━━ Provided records ━━

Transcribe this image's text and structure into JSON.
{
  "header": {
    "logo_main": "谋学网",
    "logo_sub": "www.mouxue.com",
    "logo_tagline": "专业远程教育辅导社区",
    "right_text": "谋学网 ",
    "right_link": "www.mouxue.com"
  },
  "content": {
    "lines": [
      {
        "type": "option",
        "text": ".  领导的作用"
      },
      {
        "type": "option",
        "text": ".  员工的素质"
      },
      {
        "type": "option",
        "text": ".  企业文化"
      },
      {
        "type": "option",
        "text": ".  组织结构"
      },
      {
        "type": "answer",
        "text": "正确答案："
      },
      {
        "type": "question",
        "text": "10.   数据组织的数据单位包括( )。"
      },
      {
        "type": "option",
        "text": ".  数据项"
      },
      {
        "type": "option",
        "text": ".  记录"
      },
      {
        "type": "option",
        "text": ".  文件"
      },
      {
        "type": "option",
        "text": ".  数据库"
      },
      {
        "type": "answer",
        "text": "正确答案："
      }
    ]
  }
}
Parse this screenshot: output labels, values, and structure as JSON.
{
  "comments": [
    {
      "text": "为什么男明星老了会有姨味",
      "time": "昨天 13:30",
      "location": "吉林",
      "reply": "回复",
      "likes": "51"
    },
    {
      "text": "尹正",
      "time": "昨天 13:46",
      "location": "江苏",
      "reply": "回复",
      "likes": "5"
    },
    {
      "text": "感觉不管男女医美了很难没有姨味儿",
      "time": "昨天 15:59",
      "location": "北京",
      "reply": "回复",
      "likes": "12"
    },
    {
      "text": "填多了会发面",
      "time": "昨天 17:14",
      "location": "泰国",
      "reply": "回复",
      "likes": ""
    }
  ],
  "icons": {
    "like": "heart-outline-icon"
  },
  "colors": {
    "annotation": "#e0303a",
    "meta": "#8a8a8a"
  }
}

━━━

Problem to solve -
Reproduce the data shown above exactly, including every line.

Task response -
Transcribe this image's text and structure into JSON.
{
  "header": {
    "logo_main": "谋学网",
    "logo_sub": "www.mouxue.com",
    "logo_tagline": "专业远程教育辅导社区",
    "right_text": "谋学网 ",
    "right_link": "www.mouxue.com"
  },
  "content": {
    "lines": [
      {
        "type": "option",
        "text": ".  领导的作用"
      },
      {
        "type": "option",
        "text": ".  员工的素质"
      },
      {
        "type": "option",
        "text": ".  企业文化"
      },
      {
        "type": "option",
        "text": ".  组织结构"
      },
      {
        "type": "answer",
        "text": "正确答案："
      },
      {
        "type": "question",
        "text": "10.   数据组织的数据单位包括( )。"
      },
      {
        "type": "option",
        "text": ".  数据项"
      },
      {
        "type": "option",
        "text": ".  记录"
      },
      {
        "type": "option",
        "text": ".  文件"
      },
      {
        "type": "option",
        "text": ".  数据库"
      },
      {
        "type": "answer",
        "text": "正确答案："
      }
    ]
  }
}
Parse this screenshot: output labels, values, and structure as JSON.
{
  "comments": [
    {
      "text": "为什么男明星老了会有姨味",
      "time": "昨天 13:30",
      "location": "吉林",
      "reply": "回复",
      "likes": "51"
    },
    {
      "text": "尹正",
      "time": "昨天 13:46",
      "location": "江苏",
      "reply": "回复",
      "likes": "5"
    },
    {
      "text": "感觉不管男女医美了很难没有姨味儿",
      "time": "昨天 15:59",
      "location": "北京",
      "reply": "回复",
      "likes": "12"
    },
    {
      "text": "填多了会发面",
      "time": "昨天 17:14",
      "location": "泰国",
      "reply": "回复",
      "likes": ""
    }
  ],
  "icons": {
    "like": "heart-outline-icon"
  },
  "colors": {
    "annotation": "#e0303a",
    "meta": "#8a8a8a"
  }
}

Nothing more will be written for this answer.